Go line by line through the records and tally those that include "placeholder". Respond with the tally only.

┏━━

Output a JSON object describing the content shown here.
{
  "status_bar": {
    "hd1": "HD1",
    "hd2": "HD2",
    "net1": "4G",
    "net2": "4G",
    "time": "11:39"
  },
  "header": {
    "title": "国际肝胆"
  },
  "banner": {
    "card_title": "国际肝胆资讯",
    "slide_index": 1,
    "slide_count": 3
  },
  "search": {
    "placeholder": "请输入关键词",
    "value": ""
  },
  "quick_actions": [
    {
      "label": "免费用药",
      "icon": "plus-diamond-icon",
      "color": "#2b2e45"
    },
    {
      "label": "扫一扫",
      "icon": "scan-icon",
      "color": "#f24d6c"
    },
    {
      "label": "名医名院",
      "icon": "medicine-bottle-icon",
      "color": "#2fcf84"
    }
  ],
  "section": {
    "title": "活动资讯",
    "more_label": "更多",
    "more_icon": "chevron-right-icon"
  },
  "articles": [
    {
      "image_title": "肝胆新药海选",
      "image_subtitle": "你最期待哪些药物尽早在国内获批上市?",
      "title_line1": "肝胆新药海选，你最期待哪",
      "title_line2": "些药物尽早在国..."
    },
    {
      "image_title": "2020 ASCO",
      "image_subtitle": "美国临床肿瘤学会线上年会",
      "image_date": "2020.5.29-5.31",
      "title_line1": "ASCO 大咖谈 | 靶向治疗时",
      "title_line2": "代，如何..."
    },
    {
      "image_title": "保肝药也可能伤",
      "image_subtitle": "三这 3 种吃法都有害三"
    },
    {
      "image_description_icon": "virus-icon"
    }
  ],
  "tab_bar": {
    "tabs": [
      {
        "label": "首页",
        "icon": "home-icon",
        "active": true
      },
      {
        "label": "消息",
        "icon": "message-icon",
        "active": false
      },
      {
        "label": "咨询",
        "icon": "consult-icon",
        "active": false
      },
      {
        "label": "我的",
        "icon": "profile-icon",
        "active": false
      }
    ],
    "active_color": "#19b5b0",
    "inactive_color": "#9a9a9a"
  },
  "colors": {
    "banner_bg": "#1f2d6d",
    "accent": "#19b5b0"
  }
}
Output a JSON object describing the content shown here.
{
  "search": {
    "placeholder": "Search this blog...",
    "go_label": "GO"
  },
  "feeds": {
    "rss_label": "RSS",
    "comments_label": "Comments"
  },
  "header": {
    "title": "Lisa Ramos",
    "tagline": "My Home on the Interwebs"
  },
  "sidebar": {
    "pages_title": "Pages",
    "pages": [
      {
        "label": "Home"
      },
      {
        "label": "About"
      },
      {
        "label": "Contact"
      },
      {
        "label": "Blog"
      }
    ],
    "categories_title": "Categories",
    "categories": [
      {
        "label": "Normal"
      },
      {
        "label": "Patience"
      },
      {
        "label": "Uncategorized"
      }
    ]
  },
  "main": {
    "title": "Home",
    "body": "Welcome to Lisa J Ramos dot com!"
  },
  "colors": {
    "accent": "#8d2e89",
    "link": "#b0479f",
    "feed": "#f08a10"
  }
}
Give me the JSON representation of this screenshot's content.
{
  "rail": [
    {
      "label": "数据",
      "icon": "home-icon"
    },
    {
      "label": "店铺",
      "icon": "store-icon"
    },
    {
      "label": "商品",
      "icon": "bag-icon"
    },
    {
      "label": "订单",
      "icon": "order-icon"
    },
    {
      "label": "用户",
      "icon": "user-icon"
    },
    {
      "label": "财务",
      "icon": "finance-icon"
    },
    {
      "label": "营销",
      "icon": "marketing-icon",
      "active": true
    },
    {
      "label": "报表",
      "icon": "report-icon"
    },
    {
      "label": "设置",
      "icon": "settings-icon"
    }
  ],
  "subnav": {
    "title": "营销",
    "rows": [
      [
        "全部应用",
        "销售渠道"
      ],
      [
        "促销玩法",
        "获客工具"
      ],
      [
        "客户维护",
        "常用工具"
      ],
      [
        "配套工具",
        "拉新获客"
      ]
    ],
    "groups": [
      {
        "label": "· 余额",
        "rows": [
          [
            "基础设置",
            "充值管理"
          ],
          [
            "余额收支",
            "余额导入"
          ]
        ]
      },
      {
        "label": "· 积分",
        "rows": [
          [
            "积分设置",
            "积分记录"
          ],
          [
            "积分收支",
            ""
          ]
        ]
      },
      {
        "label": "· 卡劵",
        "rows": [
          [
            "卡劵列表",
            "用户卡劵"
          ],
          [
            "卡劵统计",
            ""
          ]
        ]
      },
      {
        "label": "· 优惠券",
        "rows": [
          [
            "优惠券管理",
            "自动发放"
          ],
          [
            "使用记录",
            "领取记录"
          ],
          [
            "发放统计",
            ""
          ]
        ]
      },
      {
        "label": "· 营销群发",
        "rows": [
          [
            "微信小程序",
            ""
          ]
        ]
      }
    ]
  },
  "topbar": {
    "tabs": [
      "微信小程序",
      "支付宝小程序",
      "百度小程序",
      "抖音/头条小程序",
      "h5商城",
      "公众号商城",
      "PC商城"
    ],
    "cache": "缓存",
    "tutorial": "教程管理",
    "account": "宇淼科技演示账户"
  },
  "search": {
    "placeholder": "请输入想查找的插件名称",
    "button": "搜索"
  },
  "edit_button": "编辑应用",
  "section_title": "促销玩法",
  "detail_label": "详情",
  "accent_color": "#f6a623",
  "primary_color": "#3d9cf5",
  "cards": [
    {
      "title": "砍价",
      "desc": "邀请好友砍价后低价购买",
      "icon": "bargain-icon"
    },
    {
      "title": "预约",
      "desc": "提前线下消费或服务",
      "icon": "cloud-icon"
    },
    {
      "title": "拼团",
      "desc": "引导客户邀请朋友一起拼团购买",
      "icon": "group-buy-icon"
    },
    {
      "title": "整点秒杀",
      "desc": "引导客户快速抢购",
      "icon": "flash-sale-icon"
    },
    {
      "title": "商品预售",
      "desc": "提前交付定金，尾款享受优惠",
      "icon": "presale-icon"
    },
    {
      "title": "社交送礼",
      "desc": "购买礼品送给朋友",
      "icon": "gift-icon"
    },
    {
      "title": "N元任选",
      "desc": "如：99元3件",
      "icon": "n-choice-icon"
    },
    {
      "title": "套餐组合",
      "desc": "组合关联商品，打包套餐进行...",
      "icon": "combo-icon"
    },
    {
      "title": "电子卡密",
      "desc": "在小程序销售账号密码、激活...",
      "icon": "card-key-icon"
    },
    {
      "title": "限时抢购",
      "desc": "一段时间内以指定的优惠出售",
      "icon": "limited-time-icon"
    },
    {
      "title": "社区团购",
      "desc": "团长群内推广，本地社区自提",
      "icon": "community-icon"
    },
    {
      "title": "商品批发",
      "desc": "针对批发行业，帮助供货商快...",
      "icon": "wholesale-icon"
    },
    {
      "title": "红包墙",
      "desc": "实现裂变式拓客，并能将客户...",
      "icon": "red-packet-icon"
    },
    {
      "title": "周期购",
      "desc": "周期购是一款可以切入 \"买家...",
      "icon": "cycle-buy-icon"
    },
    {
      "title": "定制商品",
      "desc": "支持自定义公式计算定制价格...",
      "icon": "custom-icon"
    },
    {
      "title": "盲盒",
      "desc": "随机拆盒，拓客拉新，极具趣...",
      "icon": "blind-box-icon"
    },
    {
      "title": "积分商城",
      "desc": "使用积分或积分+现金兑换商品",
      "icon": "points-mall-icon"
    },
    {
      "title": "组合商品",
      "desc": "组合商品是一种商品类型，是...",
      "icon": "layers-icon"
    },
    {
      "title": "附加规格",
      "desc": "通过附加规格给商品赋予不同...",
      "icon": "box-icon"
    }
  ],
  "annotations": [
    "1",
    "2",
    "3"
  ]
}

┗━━

Final answer — 3